Excerpts from an interface dataset:

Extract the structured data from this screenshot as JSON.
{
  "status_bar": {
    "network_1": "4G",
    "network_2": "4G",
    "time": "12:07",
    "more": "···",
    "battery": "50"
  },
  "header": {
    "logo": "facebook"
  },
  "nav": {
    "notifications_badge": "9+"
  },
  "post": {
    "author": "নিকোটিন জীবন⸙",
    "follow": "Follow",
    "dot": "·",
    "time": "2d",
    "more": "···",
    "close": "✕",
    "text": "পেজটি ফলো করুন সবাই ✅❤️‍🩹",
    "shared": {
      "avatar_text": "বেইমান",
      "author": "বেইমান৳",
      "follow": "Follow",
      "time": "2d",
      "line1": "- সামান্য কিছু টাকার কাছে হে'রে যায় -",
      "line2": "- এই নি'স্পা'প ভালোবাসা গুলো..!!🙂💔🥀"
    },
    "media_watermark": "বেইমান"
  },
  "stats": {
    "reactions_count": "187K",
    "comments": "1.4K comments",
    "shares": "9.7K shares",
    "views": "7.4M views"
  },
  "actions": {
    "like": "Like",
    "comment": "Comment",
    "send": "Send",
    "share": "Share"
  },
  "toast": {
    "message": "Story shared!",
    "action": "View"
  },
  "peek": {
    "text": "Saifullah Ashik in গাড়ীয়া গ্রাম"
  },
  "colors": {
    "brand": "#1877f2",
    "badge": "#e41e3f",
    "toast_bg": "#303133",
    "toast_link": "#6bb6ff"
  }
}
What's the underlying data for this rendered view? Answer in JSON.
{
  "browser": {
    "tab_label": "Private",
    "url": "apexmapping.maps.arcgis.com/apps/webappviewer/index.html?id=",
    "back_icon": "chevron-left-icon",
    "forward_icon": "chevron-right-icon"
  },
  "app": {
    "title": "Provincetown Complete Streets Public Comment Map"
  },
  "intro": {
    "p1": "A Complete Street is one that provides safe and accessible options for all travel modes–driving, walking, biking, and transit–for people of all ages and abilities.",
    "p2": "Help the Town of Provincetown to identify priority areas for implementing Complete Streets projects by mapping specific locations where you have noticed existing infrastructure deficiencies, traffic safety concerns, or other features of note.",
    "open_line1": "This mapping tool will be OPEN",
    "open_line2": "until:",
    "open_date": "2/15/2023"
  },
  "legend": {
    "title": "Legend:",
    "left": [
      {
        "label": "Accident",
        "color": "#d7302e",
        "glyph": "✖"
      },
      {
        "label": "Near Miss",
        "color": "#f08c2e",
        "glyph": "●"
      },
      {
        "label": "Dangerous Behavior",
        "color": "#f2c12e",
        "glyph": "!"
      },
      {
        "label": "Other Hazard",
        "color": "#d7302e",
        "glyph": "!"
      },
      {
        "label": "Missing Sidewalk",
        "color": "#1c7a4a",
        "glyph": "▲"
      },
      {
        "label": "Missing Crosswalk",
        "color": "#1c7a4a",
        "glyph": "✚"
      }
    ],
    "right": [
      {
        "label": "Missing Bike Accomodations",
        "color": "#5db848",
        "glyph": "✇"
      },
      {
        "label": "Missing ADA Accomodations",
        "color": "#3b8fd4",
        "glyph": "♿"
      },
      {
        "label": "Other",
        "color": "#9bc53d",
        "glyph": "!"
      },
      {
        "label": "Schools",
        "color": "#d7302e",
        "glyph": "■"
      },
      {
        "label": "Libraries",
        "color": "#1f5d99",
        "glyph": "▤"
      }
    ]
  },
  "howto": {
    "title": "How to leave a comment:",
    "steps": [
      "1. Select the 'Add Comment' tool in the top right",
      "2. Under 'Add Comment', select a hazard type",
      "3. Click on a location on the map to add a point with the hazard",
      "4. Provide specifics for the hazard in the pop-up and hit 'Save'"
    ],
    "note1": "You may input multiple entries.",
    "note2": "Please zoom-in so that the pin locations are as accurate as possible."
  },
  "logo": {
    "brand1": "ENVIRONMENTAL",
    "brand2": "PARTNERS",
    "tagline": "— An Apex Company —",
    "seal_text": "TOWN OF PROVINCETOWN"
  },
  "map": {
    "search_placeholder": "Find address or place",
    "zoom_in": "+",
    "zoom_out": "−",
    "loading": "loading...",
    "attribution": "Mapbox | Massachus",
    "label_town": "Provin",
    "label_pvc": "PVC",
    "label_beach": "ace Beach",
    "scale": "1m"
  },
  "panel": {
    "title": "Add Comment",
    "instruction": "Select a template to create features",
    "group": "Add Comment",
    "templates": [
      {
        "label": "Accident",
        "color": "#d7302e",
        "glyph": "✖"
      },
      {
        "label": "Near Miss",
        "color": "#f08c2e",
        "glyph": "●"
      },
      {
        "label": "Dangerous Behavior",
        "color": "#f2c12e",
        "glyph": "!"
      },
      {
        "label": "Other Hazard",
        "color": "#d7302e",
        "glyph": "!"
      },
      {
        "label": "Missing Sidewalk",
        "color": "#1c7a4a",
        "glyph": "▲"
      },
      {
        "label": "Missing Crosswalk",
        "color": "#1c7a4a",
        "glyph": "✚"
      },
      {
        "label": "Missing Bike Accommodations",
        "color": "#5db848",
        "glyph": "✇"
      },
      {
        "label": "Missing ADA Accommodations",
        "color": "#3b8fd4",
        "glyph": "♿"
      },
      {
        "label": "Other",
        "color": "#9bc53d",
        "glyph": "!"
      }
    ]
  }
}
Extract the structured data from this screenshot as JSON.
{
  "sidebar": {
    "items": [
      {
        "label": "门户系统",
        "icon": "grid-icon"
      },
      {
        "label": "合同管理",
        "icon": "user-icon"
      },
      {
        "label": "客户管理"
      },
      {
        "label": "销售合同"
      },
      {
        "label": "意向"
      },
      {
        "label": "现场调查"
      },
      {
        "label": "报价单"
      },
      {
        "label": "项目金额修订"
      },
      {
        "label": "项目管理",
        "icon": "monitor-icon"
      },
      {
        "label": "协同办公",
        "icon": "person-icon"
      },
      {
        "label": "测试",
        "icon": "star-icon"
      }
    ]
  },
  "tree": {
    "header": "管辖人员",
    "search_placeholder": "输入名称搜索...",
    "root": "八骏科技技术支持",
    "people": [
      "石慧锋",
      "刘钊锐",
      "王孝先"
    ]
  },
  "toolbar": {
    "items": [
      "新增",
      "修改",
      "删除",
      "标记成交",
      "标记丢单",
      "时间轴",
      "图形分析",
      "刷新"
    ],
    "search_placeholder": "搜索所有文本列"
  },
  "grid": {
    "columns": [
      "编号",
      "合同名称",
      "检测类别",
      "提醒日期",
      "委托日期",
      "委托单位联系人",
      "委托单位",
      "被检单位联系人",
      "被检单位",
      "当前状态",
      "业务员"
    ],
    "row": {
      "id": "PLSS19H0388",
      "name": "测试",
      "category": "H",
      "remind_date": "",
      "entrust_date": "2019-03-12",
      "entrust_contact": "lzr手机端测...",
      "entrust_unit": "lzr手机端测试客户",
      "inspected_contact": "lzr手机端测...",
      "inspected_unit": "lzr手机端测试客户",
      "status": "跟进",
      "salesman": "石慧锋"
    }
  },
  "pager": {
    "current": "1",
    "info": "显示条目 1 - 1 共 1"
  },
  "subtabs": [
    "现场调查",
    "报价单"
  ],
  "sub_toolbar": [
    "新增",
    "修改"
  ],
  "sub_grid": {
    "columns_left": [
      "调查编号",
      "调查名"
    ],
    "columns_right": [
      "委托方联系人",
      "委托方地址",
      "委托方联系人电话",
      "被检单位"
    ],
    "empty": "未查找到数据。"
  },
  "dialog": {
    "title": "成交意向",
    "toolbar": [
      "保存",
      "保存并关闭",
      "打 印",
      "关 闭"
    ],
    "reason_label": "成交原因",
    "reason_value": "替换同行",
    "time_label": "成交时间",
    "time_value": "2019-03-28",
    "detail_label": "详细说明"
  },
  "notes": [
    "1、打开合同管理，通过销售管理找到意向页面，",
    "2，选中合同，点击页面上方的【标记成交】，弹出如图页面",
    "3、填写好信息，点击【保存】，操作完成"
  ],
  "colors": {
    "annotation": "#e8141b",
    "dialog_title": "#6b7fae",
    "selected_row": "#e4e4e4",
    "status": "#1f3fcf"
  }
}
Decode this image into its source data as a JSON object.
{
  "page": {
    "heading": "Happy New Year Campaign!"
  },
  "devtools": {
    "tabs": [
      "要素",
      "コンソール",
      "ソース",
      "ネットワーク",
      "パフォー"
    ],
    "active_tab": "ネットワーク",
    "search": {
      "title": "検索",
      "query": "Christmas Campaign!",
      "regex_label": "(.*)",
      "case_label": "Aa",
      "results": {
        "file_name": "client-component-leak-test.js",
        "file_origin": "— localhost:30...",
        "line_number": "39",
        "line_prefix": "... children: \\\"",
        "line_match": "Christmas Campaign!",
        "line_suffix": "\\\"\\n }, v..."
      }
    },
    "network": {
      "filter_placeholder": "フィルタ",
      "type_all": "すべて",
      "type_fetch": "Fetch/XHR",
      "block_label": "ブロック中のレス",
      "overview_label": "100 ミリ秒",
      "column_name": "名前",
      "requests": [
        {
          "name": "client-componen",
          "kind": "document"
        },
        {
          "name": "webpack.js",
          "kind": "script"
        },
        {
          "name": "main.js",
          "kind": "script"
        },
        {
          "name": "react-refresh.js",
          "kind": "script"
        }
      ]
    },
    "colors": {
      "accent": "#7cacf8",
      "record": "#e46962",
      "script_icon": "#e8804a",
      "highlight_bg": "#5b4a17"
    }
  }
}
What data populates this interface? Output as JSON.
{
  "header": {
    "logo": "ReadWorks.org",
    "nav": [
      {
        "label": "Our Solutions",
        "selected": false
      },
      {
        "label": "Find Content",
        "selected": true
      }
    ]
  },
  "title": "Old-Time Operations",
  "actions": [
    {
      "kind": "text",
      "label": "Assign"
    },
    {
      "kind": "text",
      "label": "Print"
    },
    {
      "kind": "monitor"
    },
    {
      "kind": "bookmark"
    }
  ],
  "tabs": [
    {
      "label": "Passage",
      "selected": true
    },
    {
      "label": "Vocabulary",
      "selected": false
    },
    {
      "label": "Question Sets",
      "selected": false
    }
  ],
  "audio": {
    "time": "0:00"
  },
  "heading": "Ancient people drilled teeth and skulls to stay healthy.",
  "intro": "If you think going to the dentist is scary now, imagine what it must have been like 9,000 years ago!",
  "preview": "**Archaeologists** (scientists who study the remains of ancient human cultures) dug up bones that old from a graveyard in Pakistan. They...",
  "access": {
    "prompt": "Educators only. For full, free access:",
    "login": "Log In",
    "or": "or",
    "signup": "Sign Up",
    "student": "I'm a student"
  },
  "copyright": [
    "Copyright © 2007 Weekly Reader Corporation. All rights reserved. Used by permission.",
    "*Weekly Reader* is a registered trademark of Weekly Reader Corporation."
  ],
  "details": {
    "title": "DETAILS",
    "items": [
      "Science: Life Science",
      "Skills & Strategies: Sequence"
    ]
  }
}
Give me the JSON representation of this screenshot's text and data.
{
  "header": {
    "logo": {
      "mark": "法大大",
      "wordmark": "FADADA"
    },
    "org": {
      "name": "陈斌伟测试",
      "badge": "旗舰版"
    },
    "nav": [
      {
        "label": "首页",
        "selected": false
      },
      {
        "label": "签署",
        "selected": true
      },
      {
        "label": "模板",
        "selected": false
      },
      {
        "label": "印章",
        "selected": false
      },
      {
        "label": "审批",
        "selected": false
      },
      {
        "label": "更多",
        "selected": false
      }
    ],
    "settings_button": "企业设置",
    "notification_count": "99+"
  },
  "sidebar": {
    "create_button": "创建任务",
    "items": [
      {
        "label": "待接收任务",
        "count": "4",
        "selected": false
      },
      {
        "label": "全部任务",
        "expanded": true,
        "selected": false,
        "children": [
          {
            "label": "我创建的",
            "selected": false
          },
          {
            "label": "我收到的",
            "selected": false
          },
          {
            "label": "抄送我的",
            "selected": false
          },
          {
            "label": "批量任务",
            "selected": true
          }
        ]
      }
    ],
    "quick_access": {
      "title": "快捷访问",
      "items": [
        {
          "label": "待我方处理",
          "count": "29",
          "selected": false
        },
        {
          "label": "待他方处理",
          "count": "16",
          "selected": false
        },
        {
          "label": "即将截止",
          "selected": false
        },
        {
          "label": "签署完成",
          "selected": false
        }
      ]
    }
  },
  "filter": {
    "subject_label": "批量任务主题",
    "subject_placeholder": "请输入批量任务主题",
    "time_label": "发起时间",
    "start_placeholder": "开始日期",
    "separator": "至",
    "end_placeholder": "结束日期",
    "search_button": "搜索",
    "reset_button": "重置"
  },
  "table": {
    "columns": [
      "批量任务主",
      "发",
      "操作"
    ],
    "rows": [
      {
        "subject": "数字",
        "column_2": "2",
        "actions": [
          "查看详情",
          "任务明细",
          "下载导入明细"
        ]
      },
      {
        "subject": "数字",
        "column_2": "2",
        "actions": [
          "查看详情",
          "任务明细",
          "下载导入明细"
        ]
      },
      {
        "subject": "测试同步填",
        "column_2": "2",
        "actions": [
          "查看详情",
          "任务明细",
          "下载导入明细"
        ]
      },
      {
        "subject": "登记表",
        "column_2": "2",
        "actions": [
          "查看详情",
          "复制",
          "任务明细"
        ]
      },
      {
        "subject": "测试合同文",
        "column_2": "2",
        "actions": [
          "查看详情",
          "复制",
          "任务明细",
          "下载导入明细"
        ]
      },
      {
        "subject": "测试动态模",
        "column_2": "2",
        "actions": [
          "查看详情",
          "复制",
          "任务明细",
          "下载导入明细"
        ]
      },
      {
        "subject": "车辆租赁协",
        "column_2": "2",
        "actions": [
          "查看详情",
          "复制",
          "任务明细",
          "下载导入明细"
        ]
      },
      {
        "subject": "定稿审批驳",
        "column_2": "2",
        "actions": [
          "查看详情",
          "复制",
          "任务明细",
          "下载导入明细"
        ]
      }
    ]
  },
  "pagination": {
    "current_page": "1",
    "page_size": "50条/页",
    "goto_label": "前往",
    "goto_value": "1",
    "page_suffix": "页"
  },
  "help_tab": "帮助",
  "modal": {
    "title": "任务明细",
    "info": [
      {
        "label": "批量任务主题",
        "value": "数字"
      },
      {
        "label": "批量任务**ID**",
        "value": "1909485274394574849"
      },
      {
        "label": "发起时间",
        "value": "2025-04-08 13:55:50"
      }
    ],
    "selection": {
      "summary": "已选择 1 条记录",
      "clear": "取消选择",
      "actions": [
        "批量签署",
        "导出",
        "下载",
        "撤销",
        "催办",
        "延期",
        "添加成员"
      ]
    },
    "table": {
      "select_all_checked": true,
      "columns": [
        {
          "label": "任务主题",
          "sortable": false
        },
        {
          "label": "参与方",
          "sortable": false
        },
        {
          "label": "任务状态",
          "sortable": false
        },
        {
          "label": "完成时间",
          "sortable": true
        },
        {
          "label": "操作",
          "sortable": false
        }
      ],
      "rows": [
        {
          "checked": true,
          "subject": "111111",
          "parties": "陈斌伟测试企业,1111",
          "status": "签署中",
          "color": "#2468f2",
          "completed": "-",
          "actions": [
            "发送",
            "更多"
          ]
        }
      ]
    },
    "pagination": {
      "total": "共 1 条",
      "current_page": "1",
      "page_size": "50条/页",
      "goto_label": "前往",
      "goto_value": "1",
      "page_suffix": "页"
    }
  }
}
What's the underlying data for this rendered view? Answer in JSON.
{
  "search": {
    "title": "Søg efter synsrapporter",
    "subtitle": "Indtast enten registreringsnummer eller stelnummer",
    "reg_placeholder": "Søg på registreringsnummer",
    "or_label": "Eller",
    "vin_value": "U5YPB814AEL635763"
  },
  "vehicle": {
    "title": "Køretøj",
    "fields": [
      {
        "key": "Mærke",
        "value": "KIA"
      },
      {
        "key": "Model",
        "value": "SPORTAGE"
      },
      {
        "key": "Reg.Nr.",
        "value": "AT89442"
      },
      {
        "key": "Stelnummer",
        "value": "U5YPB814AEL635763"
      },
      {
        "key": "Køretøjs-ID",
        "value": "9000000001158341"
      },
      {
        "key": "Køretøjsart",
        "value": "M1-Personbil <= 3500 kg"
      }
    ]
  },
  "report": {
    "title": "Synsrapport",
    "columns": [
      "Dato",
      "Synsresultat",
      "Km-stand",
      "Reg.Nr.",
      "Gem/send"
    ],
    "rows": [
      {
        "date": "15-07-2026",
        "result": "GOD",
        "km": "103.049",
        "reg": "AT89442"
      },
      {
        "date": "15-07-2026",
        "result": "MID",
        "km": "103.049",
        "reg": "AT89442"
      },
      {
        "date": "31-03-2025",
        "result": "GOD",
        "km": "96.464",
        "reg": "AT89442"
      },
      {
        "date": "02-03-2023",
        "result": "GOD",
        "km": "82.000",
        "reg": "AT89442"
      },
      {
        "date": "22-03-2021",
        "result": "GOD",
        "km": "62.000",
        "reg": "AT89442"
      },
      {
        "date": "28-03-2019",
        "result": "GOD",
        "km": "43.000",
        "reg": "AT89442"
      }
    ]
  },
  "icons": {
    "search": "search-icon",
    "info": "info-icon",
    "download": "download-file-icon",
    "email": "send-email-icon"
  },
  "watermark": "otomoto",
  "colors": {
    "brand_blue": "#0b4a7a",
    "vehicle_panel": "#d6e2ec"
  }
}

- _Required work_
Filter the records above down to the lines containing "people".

- _Your response_
    "p1": "A Complete Street is one that provides safe and accessible options for all travel modes–driving, walking, biking, and transit–for people of all ages and abilities.",
    "people": [
  "heading": "Ancient people drilled teeth and skulls to stay healthy.",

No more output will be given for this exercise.